“In this election, the gender gap is much more skewed to the Democratic candidate — by about 15 percent — and the gap among men is about the same as it always is,” he said.

Third is the huge push by many organizations to register Latino voters, who typically vote Democrat.

So does this mean that young voters may help turn Arizona blue? That’s trickier to predict, Herrera said.

While the new poll shows Clinton with a tight lead overall, her lead among voters ages 19 to 25 is much larger — about 20 points.

“One thing that mitigates against that is that 35 percent haven’t decided yet. What that tells us is that this close to the election, if they haven’t decided yet, they probably won’t vote. That would be consistent with voter turnout in the past,” he said.

Young people might be drawn to vote because of the two ballot measures — Proposition 205, which would legalize marijuana, and Proposition 206, which would increase the minimum wage.

“So that might be an incentive for them to turn out to vote, but it’s complicated because there’s less enthusiasm than in 2008 among young voters,” Herrera said.

Two ASU students who attended Chelsea Clinton’s speech on Wednesday said they felt their fellow students were voting against one candidate rather than for someone they support.

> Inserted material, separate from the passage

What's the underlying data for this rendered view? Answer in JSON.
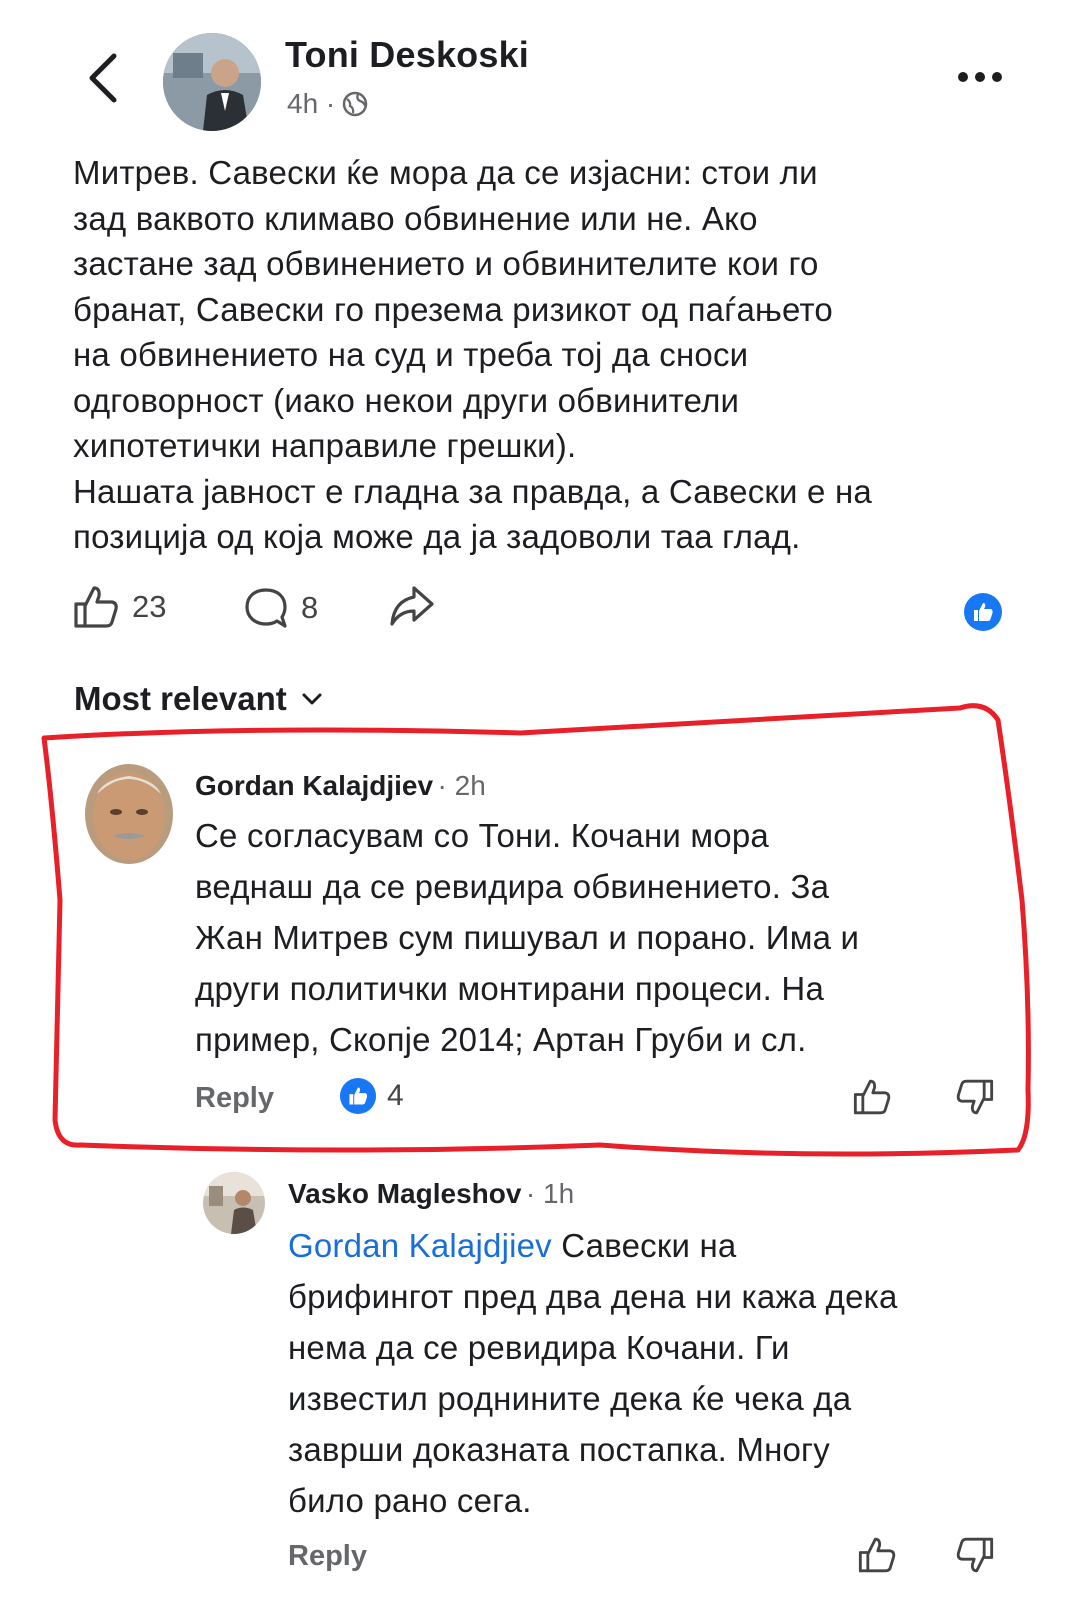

Harrison Ambrose, a sustainability freshman, said, “The general tone is pretty negative, and a lot of the rhetoric is ‘I’m only going to vote to not get the other person in office.’ We’re going to have somebody in office for the next four years so hopefully we can get behind that person.”

Nicole Cox, also a sustainability freshman, agreed: “I’ve seen a lot of interest in voting, but it seems to be focused on the negative.

“I would tell students to find things they’re passionate about and think about their values and what they want to see happen in the future instead of focusing on the hate.”

Voting early

Chelsea Clinton, who spoke and answered questions for about an hour, told the students to never think that their vote doesn’t matter.

“President Obama won North Carolina by 14,000 votes in 2008. That’s one to two votes per precinct,” she said.  “For your friends or classmates who say your vote doesn’t matter, we have really powerful examples in our lifetime that are testament to the contrary.”

For the first time, students can vote on campus on Election Day, at the Sun Devil Fitness Center in Tempe.

Establishing the on-campus polling place was a collaborative effort of the Undergraduate Student Government, the ASU College Republicans and the ASU Young Democrats.

On Election Day, students can vote at the Sun Devil Fitness Center on the Tempe campus from 6 a.m. to 7 p.m. That location is also for voters in the Hudson and Tempe precincts, roughly from the 202 to 16th Street and Mill to McClintock. That covers all students in the residence halls in Tempe but not everyone who lives off campus.

Additionally, both the ASU College Republicans and the ASU Young Democrats are urging people to vote at ASU’s early voting site to avoid confusion and long lines on Election Day.

The early voting site is at Palo Verde West, Room 151, now through Nov. 4. Hours are 10 a.m. to 6 p.m. Mondays through Wednesdays and 10 a.m. to 5 p.m. Thursdays and Fridays. That location is open to all voters registered in Maricopa County. Parking validation will be provided for the Fulton Center Parking Garage. (Find an interactive campus map here.)

To vote in any election, Arizona requires all voters to present an approved form of photo identification that includes name and address. Voters who don’t have a formal photo ID will need two of the following: utility bill, "official election mail,” voter ID card, vehicle registration or bank statement mailed to the address of the registered voter.

Top photo: Chelsea Clinton speaks at the Memorial Union on ASU's Tempe campus on Wednesday. Photo by Charlie Leight/ASU Now